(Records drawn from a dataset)
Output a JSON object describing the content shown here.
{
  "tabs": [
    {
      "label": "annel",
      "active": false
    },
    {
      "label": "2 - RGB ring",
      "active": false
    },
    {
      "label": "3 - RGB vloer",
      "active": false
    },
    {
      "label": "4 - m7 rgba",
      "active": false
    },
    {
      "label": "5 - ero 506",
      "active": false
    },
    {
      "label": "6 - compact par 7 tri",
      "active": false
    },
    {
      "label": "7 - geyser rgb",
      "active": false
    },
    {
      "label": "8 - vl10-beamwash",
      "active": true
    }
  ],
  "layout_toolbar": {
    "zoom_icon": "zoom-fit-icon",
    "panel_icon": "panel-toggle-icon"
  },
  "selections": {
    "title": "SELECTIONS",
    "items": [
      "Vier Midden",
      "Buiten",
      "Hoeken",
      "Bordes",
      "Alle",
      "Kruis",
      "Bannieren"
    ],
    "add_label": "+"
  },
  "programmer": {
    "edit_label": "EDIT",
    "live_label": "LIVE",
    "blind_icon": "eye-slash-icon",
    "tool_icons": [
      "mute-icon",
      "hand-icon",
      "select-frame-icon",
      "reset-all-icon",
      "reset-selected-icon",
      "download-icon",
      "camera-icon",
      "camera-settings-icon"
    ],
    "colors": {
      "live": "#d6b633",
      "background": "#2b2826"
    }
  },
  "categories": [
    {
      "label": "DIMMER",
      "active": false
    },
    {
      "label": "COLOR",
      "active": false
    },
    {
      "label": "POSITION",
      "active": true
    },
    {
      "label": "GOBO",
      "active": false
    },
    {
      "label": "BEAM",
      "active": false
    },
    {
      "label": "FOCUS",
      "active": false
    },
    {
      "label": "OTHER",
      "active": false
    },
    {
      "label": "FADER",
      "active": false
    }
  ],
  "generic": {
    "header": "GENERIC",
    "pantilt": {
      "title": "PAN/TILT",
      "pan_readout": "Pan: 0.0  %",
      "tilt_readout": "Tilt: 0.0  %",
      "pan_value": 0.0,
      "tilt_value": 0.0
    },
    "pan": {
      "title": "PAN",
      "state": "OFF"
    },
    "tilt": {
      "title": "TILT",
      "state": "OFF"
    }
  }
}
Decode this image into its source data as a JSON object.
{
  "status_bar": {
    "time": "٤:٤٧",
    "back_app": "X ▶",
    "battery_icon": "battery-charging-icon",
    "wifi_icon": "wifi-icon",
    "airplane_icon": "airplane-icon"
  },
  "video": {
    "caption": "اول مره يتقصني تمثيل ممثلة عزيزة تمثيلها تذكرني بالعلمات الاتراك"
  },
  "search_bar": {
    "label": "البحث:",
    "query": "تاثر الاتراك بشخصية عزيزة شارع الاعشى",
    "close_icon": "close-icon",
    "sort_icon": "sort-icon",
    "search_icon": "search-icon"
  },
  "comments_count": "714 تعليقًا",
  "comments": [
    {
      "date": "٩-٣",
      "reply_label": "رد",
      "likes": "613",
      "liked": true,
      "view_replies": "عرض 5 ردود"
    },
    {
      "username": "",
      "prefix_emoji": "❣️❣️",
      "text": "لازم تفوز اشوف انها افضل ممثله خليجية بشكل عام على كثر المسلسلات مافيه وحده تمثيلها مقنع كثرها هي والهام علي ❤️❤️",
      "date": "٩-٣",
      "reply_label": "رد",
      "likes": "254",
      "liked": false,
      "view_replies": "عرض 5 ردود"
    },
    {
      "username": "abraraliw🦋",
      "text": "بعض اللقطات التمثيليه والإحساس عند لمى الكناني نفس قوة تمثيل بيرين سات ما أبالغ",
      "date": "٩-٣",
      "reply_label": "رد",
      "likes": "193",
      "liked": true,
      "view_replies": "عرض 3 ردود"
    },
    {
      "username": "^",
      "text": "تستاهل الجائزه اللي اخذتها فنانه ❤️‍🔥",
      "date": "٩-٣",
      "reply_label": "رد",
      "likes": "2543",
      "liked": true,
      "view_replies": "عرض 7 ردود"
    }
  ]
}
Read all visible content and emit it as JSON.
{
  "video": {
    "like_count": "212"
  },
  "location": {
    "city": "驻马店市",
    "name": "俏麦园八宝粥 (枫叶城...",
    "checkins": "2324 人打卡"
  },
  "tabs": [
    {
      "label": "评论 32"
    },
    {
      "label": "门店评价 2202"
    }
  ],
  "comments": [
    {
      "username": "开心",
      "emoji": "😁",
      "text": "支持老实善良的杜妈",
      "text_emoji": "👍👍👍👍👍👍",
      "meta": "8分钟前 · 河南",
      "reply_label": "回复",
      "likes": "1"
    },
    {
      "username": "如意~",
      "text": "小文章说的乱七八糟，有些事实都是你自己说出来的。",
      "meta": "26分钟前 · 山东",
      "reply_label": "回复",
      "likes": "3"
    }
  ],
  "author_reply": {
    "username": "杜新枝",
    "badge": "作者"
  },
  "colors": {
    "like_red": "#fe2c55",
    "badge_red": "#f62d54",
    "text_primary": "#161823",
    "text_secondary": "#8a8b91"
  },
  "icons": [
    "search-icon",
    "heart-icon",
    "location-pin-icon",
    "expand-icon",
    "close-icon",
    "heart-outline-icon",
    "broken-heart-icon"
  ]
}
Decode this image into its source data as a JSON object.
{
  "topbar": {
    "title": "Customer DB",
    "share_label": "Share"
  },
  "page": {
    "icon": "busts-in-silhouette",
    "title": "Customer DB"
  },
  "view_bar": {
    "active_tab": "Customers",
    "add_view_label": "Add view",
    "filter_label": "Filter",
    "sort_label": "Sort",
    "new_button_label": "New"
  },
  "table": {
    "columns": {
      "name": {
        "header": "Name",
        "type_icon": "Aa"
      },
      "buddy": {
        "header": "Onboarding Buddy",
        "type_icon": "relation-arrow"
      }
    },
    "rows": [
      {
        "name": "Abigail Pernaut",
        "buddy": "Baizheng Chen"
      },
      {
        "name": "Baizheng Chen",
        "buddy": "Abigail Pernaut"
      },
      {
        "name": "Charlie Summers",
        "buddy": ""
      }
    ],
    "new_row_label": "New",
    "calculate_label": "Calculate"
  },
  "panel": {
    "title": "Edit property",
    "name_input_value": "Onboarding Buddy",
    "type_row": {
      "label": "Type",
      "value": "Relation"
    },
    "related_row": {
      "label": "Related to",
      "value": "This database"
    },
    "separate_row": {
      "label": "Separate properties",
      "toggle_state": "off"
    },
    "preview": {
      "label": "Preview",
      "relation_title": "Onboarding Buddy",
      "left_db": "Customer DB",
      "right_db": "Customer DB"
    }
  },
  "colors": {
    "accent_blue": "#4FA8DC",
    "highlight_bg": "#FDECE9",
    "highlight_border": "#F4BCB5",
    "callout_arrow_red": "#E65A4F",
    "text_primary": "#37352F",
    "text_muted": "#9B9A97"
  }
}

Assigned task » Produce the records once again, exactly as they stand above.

Task output »
Output a JSON object describing the content shown here.
{
  "tabs": [
    {
      "label": "annel",
      "active": false
    },
    {
      "label": "2 - RGB ring",
      "active": false
    },
    {
      "label": "3 - RGB vloer",
      "active": false
    },
    {
      "label": "4 - m7 rgba",
      "active": false
    },
    {
      "label": "5 - ero 506",
      "active": false
    },
    {
      "label": "6 - compact par 7 tri",
      "active": false
    },
    {
      "label": "7 - geyser rgb",
      "active": false
    },
    {
      "label": "8 - vl10-beamwash",
      "active": true
    }
  ],
  "layout_toolbar": {
    "zoom_icon": "zoom-fit-icon",
    "panel_icon": "panel-toggle-icon"
  },
  "selections": {
    "title": "SELECTIONS",
    "items": [
      "Vier Midden",
      "Buiten",
      "Hoeken",
      "Bordes",
      "Alle",
      "Kruis",
      "Bannieren"
    ],
    "add_label": "+"
  },
  "programmer": {
    "edit_label": "EDIT",
    "live_label": "LIVE",
    "blind_icon": "eye-slash-icon",
    "tool_icons": [
      "mute-icon",
      "hand-icon",
      "select-frame-icon",
      "reset-all-icon",
      "reset-selected-icon",
      "download-icon",
      "camera-icon",
      "camera-settings-icon"
    ],
    "colors": {
      "live": "#d6b633",
      "background": "#2b2826"
    }
  },
  "categories": [
    {
      "label": "DIMMER",
      "active": false
    },
    {
      "label": "COLOR",
      "active": false
    },
    {
      "label": "POSITION",
      "active": true
    },
    {
      "label": "GOBO",
      "active": false
    },
    {
      "label": "BEAM",
      "active": false
    },
    {
      "label": "FOCUS",
      "active": false
    },
    {
      "label": "OTHER",
      "active": false
    },
    {
      "label": "FADER",
      "active": false
    }
  ],
  "generic": {
    "header": "GENERIC",
    "pantilt": {
      "title": "PAN/TILT",
      "pan_readout": "Pan: 0.0  %",
      "tilt_readout": "Tilt: 0.0  %",
      "pan_value": 0.0,
      "tilt_value": 0.0
    },
    "pan": {
      "title": "PAN",
      "state": "OFF"
    },
    "tilt": {
      "title": "TILT",
      "state": "OFF"
    }
  }
}
Decode this image into its source data as a JSON object.
{
  "status_bar": {
    "time": "٤:٤٧",
    "back_app": "X ▶",
    "battery_icon": "battery-charging-icon",
    "wifi_icon": "wifi-icon",
    "airplane_icon": "airplane-icon"
  },
  "video": {
    "caption": "اول مره يتقصني تمثيل ممثلة عزيزة تمثيلها تذكرني بالعلمات الاتراك"
  },
  "search_bar": {
    "label": "البحث:",
    "query": "تاثر الاتراك بشخصية عزيزة شارع الاعشى",
    "close_icon": "close-icon",
    "sort_icon": "sort-icon",
    "search_icon": "search-icon"
  },
  "comments_count": "714 تعليقًا",
  "comments": [
    {
      "date": "٩-٣",
      "reply_label": "رد",
      "likes": "613",
      "liked": true,
      "view_replies": "عرض 5 ردود"
    },
    {
      "username": "",
      "prefix_emoji": "❣️❣️",
      "text": "لازم تفوز اشوف انها افضل ممثله خليجية بشكل عام على كثر المسلسلات مافيه وحده تمثيلها مقنع كثرها هي والهام علي ❤️❤️",
      "date": "٩-٣",
      "reply_label": "رد",
      "likes": "254",
      "liked": false,
      "view_replies": "عرض 5 ردود"
    },
    {
      "username": "abraraliw🦋",
      "text": "بعض اللقطات التمثيليه والإحساس عند لمى الكناني نفس قوة تمثيل بيرين سات ما أبالغ",
      "date": "٩-٣",
      "reply_label": "رد",
      "likes": "193",
      "liked": true,
      "view_replies": "عرض 3 ردود"
    },
    {
      "username": "^",
      "text": "تستاهل الجائزه اللي اخذتها فنانه ❤️‍🔥",
      "date": "٩-٣",
      "reply_label": "رد",
      "likes": "2543",
      "liked": true,
      "view_replies": "عرض 7 ردود"
    }
  ]
}
Read all visible content and emit it as JSON.
{
  "video": {
    "like_count": "212"
  },
  "location": {
    "city": "驻马店市",
    "name": "俏麦园八宝粥 (枫叶城...",
    "checkins": "2324 人打卡"
  },
  "tabs": [
    {
      "label": "评论 32"
    },
    {
      "label": "门店评价 2202"
    }
  ],
  "comments": [
    {
      "username": "开心",
      "emoji": "😁",
      "text": "支持老实善良的杜妈",
      "text_emoji": "👍👍👍👍👍👍",
      "meta": "8分钟前 · 河南",
      "reply_label": "回复",
      "likes": "1"
    },
    {
      "username": "如意~",
      "text": "小文章说的乱七八糟，有些事实都是你自己说出来的。",
      "meta": "26分钟前 · 山东",
      "reply_label": "回复",
      "likes": "3"
    }
  ],
  "author_reply": {
    "username": "杜新枝",
    "badge": "作者"
  },
  "colors": {
    "like_red": "#fe2c55",
    "badge_red": "#f62d54",
    "text_primary": "#161823",
    "text_secondary": "#8a8b91"
  },
  "icons": [
    "search-icon",
    "heart-icon",
    "location-pin-icon",
    "expand-icon",
    "close-icon",
    "heart-outline-icon",
    "broken-heart-icon"
  ]
}
Decode this image into its source data as a JSON object.
{
  "topbar": {
    "title": "Customer DB",
    "share_label": "Share"
  },
  "page": {
    "icon": "busts-in-silhouette",
    "title": "Customer DB"
  },
  "view_bar": {
    "active_tab": "Customers",
    "add_view_label": "Add view",
    "filter_label": "Filter",
    "sort_label": "Sort",
    "new_button_label": "New"
  },
  "table": {
    "columns": {
      "name": {
        "header": "Name",
        "type_icon": "Aa"
      },
      "buddy": {
        "header": "Onboarding Buddy",
        "type_icon": "relation-arrow"
      }
    },
    "rows": [
      {
        "name": "Abigail Pernaut",
        "buddy": "Baizheng Chen"
      },
      {
        "name": "Baizheng Chen",
        "buddy": "Abigail Pernaut"
      },
      {
        "name": "Charlie Summers",
        "buddy": ""
      }
    ],
    "new_row_label": "New",
    "calculate_label": "Calculate"
  },
  "panel": {
    "title": "Edit property",
    "name_input_value": "Onboarding Buddy",
    "type_row": {
      "label": "Type",
      "value": "Relation"
    },
    "related_row": {
      "label": "Related to",
      "value": "This database"
    },
    "separate_row": {
      "label": "Separate properties",
      "toggle_state": "off"
    },
    "preview": {
      "label": "Preview",
      "relation_title": "Onboarding Buddy",
      "left_db": "Customer DB",
      "right_db": "Customer DB"
    }
  },
  "colors": {
    "accent_blue": "#4FA8DC",
    "highlight_bg": "#FDECE9",
    "highlight_border": "#F4BCB5",
    "callout_arrow_red": "#E65A4F",
    "text_primary": "#37352F",
    "text_muted": "#9B9A97"
  }
}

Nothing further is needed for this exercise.